Two years after Florida lawmakers legalized a low-potency strain of medical marijuana shown to treat severe epilepsy, the drug still isn't available. The situation prompted a challenge of the state's nursery licensing policy that reached a Tallahassee courtroom Wednesday.

  • Loop's Nursery appealing rejection of its application for license
  • Nurseries who were granted licenses do not have product available
  • Health officials fear potential precendent set by reversal

Gainesville-based Loop's Nursery is appealing the Florida Department of Health's rejection of its application to grow the marijuana strain, popularly known as 'Charlotte's Web.' The department made five grower licenses available, awarding them to the nurseries that scored highest on multi-pronged evaluations.

The winning nurseries, however, are months away from bringing product to an underserved market.

"They're not growing. They're still not growing. They don't even have greenhouse space completed," Holley Moseley said during a break at Wednesday's hearing, held at the Florida Division of Administrative Hearings.

Moseley's daughter, RayAnn, suffers from severe epilepsy. Her story helped convince legislators and Gov. Rick Scott to approve the Charlotte's Web law in 2014. Now, with Loop's Nursery promising a speedy harvest should it win its appeal, Moseley thinks an exception should be granted.

"There are kids waiting for treatment that deserve treatment, and the Department of Health is fighting the nursery who's saying 'we're ready; we can do this; we can make this happen now.' That's what this is all about," Moseley said.

Health officials, however, warn that disregarding the state's licensing policy and allowing another nursery to enter the medical marijuana business could create a dangerous precedent. If voters approve Amendment 2 in the fall, which would legalize full-strength medical marijuana, the new law could then draw on the regulatory framework being applied to Charlotte's Web.
"They're locked in. They're locked in by law," Eduardo Lombard, a lawyer for the Department of Health, told the hearing officer overseeing the nursery appeal case. "Whether they like the fact they're locked in or not is not the point. The point is we are done."
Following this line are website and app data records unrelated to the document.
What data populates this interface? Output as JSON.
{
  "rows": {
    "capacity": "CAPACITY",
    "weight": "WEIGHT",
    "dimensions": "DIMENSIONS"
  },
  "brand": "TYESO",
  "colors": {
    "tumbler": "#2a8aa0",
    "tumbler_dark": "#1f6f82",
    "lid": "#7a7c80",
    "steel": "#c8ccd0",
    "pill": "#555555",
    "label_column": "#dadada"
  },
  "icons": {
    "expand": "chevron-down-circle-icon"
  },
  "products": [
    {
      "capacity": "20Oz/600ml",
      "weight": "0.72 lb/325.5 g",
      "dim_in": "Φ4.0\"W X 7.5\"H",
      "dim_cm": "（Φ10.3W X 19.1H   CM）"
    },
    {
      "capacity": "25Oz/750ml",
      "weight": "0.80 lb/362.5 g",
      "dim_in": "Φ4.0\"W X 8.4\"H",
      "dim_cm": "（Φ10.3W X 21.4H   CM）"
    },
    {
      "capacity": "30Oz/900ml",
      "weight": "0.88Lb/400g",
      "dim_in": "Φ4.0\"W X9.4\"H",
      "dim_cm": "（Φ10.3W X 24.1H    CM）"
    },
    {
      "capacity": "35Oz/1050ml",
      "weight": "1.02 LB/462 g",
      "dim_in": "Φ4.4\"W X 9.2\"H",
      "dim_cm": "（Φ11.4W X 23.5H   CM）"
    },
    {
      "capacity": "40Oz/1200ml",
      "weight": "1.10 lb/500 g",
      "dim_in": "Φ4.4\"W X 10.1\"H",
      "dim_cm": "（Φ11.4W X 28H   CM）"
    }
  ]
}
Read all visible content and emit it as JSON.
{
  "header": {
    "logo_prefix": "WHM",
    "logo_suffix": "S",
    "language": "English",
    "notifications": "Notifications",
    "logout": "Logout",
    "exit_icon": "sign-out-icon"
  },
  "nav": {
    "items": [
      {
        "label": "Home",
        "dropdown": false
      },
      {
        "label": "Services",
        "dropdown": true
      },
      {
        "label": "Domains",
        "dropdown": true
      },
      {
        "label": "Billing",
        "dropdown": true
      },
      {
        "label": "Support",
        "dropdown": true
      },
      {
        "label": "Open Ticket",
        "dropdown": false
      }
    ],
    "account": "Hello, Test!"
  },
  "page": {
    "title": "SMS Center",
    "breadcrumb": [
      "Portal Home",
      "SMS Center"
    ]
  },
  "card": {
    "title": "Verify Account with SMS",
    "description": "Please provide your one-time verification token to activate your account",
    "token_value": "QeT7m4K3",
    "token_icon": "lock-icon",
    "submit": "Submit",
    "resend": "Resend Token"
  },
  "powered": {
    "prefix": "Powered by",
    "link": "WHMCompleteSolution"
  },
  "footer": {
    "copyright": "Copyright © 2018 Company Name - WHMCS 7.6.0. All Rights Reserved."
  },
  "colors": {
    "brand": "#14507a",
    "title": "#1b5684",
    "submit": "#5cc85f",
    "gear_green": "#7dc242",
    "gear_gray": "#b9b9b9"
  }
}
The Department of Health has estimated the Charlotte's Web strain of medical marijuana should become available in Florida by September.